───── RECORDS PROVIDED ─────

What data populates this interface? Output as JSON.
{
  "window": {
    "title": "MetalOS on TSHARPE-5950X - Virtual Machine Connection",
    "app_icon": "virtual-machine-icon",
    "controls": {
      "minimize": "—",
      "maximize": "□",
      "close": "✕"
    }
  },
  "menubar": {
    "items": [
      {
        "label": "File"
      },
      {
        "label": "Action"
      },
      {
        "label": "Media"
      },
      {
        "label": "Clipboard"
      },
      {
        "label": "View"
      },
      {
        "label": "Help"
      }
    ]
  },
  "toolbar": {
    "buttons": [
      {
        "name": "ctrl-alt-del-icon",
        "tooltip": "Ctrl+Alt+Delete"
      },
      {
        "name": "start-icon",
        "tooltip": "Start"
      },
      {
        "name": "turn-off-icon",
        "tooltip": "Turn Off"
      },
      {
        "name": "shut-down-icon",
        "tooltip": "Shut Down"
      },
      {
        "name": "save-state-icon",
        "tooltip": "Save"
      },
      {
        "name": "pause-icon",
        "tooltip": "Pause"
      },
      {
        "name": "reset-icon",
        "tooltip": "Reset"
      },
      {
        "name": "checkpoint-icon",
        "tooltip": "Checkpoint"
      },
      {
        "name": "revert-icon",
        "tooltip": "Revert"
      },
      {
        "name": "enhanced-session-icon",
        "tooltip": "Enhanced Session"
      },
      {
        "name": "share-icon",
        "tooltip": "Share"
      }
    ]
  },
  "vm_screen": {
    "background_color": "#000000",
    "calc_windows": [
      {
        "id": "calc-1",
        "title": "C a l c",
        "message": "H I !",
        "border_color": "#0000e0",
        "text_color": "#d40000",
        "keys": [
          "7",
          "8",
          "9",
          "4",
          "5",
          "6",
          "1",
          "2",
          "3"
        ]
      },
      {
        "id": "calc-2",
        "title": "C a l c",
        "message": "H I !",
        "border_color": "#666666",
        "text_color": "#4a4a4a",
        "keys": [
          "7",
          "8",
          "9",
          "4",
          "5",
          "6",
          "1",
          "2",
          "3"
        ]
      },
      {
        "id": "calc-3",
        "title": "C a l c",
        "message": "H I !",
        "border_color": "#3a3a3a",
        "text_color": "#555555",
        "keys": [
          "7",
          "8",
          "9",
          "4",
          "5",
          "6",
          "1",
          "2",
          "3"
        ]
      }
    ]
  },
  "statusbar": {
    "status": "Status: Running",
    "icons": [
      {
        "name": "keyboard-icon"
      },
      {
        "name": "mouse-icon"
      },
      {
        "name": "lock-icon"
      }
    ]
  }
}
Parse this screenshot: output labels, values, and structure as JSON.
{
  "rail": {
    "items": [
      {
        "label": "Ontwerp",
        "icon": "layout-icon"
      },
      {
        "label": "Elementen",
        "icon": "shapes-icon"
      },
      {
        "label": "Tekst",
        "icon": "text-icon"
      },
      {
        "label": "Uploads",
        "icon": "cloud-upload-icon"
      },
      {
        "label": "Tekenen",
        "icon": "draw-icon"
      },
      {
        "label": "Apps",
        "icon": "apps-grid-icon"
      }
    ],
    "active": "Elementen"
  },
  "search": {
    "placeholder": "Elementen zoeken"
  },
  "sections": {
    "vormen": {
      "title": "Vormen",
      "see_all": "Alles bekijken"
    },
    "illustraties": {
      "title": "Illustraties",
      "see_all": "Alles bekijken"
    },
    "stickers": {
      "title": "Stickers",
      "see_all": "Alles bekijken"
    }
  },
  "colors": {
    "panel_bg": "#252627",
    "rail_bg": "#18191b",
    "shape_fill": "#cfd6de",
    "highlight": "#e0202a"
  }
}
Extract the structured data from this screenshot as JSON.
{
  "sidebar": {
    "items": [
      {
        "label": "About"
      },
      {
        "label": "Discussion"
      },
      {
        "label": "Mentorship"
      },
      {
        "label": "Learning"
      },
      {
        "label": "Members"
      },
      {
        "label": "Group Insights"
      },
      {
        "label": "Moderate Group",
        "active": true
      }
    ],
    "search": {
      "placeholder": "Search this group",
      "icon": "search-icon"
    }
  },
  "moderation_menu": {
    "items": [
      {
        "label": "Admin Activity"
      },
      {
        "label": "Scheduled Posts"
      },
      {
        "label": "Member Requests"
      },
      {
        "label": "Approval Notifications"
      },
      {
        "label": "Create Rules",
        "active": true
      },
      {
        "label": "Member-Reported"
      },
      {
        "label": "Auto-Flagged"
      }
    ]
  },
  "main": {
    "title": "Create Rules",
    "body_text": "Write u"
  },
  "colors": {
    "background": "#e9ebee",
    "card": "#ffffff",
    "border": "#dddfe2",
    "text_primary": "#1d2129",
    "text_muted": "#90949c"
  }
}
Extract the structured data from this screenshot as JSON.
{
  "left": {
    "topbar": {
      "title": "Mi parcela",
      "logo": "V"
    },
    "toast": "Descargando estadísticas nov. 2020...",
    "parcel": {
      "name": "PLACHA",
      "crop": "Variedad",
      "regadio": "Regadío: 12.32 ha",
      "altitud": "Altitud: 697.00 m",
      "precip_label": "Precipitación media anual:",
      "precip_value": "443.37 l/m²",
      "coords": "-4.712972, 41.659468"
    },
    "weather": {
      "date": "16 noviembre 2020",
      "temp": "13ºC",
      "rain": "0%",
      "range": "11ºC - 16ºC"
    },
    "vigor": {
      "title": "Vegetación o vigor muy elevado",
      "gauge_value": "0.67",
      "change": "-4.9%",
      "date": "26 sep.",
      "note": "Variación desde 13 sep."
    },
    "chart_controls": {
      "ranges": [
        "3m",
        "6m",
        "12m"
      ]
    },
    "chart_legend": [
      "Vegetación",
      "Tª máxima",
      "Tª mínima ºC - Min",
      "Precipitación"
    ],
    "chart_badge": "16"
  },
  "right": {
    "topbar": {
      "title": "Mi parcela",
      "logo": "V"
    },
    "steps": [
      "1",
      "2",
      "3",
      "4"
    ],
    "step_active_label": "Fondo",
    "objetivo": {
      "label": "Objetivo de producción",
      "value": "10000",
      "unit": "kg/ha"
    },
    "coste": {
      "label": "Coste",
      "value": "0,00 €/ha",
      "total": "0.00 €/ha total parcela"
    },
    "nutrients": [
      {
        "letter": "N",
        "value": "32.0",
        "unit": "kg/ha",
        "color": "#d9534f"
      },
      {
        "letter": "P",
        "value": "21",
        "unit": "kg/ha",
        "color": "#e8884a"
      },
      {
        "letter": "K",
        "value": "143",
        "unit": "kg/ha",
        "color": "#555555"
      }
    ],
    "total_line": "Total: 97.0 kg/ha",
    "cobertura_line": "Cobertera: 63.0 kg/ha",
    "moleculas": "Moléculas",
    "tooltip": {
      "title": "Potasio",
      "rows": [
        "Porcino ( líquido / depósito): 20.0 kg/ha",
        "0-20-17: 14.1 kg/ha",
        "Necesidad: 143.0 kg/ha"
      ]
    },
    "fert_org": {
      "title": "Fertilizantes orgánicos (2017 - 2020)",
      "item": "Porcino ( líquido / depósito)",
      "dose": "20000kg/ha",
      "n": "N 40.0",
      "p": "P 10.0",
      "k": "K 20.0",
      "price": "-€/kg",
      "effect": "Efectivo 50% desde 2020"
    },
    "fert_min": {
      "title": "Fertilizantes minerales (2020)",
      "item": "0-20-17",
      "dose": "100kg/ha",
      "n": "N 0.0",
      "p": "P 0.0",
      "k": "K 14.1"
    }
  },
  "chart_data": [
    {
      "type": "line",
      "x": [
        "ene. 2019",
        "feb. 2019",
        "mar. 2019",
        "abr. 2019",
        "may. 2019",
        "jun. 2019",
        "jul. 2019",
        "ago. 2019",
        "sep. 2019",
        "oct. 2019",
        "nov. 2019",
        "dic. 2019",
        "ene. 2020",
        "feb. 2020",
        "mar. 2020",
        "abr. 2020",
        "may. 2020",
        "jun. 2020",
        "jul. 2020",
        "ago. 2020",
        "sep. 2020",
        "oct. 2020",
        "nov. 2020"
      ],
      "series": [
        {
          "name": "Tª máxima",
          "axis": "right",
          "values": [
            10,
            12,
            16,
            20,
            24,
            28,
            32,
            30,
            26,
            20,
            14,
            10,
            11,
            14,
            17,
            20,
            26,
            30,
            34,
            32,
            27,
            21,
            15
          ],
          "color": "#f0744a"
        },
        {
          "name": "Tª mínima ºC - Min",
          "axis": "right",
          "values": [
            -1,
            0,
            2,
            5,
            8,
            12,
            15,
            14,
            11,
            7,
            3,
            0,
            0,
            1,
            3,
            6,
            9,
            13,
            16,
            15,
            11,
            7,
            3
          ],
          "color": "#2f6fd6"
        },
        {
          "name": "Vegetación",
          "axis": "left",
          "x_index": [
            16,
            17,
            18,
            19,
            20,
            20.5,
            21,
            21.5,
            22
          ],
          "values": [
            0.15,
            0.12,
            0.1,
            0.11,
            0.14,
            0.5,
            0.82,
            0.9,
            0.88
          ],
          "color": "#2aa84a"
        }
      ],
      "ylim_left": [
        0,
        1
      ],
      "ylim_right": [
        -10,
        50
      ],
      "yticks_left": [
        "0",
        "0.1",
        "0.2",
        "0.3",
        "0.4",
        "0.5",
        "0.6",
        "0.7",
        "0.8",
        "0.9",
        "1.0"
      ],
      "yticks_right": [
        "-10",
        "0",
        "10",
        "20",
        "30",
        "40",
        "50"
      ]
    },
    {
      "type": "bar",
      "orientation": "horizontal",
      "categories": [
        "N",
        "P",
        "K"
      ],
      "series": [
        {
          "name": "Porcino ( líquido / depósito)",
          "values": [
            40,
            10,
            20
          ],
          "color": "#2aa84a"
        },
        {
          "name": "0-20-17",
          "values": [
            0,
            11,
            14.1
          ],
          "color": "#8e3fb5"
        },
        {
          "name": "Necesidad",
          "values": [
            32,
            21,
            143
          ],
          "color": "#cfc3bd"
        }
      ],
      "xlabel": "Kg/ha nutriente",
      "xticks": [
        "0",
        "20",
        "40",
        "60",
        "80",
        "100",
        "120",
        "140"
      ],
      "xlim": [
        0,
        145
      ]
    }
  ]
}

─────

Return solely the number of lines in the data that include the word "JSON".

4